■ Entries supplied ■
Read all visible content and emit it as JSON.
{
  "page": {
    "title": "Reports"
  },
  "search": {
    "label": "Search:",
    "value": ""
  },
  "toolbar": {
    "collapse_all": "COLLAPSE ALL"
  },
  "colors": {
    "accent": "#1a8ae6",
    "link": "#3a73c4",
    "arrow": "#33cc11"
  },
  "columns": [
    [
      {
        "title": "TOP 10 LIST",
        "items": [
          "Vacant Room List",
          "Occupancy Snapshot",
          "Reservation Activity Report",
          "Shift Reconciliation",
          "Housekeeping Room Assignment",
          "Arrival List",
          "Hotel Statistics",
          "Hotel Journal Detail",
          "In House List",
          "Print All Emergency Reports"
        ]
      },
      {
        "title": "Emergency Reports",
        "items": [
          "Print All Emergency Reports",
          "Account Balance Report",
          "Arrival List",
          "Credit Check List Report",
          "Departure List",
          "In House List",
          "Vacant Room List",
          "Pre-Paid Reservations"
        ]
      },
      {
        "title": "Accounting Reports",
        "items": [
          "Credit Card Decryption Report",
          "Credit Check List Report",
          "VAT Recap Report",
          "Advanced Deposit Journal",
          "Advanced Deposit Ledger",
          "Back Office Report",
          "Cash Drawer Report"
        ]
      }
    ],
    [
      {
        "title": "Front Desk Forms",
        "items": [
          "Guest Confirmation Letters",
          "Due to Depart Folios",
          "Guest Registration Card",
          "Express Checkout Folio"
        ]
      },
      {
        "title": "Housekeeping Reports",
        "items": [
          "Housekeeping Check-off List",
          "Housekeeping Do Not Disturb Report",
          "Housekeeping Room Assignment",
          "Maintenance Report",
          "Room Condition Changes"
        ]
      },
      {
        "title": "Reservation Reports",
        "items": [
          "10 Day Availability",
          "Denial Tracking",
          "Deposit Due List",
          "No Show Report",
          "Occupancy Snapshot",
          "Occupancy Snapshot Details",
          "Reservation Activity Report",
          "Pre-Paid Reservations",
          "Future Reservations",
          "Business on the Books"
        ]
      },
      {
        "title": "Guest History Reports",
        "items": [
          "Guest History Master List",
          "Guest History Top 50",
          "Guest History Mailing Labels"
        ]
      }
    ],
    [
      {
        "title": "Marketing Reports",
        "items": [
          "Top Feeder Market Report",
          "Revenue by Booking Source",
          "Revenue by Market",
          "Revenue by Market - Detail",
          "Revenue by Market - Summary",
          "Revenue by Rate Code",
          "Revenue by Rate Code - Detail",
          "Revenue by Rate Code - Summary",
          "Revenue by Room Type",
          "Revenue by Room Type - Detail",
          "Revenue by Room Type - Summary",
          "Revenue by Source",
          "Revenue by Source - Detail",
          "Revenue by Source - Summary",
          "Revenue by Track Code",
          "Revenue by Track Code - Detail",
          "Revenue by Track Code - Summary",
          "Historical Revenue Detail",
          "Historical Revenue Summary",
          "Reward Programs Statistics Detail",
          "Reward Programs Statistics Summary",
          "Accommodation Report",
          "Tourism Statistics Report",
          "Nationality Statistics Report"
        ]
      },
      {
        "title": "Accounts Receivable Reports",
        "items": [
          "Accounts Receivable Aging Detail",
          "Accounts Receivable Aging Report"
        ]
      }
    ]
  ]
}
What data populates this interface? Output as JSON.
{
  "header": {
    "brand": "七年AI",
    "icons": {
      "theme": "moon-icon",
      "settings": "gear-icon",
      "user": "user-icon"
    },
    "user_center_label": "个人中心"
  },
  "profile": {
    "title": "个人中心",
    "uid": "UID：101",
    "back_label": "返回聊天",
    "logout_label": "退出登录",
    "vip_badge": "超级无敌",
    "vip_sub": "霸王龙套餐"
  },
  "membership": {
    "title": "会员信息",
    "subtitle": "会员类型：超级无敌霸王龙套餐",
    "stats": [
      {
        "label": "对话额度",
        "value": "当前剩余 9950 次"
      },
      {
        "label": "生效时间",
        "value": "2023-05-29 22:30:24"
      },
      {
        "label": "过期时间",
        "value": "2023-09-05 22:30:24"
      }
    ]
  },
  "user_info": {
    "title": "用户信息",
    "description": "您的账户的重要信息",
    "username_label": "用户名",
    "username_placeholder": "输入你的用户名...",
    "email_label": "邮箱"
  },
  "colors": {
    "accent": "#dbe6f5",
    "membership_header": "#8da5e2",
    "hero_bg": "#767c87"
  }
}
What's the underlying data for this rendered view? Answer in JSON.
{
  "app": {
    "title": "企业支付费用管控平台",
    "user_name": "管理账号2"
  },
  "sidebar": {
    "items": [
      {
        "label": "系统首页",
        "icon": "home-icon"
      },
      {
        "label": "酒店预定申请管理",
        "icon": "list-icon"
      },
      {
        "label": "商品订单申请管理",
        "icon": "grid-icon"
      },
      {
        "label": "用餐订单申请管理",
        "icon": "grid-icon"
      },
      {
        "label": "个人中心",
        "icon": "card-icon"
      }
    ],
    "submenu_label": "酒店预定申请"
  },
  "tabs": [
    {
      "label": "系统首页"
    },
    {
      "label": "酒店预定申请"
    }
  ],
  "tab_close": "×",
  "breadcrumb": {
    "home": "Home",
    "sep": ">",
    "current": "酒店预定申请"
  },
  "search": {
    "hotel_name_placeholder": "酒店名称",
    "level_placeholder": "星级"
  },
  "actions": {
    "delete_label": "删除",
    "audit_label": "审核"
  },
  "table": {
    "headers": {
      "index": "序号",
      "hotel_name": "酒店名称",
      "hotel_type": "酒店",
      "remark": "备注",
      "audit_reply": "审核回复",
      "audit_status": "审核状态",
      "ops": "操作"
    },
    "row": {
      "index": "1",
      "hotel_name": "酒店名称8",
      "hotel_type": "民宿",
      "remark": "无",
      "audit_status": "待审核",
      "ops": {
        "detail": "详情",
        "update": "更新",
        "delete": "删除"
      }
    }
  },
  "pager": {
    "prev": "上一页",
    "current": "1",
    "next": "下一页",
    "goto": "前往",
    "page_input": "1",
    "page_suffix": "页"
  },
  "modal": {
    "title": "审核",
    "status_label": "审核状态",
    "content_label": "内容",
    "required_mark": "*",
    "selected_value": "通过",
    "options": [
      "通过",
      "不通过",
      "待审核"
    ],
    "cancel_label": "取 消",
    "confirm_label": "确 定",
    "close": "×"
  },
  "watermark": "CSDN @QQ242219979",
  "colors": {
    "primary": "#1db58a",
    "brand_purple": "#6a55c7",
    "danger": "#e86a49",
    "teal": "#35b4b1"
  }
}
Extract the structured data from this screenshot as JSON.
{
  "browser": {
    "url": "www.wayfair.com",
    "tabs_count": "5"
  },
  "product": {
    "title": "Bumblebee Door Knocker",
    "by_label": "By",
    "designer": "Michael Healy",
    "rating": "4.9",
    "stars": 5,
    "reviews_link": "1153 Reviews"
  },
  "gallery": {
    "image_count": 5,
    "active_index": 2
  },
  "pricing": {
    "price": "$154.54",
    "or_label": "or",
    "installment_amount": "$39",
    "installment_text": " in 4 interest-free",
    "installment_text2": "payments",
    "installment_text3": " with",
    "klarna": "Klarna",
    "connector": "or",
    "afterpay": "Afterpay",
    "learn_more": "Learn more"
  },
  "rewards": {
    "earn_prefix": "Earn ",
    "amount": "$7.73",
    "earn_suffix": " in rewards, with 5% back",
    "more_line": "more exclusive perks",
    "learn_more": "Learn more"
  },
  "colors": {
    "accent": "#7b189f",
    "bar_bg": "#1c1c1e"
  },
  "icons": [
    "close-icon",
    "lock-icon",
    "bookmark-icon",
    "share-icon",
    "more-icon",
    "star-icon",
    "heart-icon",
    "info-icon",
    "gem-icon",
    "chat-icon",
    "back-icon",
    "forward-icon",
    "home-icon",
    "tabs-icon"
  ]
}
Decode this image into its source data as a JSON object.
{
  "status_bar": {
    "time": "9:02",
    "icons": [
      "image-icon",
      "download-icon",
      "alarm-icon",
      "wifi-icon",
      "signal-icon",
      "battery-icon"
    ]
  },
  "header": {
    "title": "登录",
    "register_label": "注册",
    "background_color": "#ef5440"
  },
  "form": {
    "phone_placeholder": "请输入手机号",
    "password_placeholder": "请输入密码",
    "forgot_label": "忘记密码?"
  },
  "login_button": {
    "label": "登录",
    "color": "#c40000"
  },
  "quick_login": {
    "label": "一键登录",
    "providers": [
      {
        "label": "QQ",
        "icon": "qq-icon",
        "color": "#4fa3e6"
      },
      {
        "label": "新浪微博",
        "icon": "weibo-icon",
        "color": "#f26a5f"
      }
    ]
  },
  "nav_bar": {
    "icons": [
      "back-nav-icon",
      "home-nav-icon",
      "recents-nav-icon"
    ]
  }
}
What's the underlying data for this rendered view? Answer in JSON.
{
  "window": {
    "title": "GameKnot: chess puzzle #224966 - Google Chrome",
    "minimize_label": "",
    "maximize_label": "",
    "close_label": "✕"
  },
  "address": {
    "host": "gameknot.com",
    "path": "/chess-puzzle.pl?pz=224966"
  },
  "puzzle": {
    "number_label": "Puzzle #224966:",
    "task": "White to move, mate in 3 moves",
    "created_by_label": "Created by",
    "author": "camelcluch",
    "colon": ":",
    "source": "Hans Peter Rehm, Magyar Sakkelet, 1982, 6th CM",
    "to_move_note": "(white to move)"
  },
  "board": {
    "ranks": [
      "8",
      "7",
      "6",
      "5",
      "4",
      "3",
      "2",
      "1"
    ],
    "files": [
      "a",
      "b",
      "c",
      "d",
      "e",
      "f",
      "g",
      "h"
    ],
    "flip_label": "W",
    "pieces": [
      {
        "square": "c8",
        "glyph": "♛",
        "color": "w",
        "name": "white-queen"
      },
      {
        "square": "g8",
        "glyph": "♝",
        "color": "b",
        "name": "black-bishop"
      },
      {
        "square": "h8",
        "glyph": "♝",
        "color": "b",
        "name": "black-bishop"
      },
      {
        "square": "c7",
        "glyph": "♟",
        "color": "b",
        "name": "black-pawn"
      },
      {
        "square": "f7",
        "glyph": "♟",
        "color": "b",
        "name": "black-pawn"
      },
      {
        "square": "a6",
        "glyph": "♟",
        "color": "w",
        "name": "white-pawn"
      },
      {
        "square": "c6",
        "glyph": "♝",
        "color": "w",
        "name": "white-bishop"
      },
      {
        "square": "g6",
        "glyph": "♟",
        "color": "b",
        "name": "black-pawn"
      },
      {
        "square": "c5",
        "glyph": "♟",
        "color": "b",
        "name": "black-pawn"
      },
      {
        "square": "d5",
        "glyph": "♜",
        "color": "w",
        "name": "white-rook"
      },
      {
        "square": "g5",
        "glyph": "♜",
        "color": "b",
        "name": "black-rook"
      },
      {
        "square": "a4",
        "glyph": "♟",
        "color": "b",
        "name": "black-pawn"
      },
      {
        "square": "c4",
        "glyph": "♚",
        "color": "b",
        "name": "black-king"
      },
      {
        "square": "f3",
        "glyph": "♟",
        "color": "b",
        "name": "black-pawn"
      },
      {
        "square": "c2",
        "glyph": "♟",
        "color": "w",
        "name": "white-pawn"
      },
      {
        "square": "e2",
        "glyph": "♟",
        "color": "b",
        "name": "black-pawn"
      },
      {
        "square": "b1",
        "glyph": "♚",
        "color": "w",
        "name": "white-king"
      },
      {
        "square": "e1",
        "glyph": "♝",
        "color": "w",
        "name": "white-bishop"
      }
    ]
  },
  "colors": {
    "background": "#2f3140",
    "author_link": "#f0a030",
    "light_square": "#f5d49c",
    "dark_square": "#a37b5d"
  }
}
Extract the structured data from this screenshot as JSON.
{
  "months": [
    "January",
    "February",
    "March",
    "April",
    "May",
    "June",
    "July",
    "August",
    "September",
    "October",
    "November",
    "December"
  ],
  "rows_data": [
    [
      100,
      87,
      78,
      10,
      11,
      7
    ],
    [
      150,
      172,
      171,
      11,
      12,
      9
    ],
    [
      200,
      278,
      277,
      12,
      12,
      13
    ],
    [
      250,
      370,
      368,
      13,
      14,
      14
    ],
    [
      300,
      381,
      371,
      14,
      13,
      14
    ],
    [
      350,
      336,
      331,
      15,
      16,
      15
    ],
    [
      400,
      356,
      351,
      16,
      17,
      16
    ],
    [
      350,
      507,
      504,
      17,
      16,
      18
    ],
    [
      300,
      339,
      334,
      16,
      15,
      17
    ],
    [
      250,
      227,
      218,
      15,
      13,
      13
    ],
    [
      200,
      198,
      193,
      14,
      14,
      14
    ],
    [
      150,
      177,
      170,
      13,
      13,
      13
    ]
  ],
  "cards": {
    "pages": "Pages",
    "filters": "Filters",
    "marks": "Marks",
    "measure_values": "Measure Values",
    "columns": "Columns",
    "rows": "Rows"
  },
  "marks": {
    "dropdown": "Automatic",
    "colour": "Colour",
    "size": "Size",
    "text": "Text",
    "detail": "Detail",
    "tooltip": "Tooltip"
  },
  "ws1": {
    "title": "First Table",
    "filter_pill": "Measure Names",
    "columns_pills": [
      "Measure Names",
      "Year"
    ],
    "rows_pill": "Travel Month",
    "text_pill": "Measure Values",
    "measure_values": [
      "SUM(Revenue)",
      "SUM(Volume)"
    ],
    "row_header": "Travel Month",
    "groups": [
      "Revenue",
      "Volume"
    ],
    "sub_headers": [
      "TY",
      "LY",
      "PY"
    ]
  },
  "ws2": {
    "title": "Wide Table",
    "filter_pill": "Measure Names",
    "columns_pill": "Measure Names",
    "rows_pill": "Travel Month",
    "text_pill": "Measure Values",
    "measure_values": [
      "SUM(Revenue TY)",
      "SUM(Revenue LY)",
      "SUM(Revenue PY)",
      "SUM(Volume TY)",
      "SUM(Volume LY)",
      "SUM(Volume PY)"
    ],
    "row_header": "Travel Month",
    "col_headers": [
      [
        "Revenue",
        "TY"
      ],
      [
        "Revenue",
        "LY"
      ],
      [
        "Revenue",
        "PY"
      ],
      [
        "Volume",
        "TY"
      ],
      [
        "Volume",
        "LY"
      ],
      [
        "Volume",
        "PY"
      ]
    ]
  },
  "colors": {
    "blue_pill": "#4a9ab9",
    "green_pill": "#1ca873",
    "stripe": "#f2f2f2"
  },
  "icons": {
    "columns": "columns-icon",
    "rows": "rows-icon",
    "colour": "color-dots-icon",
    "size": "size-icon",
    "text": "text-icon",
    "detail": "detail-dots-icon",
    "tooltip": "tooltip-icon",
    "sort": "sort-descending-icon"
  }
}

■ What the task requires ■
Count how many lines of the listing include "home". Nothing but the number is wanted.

■ The completed task ■
4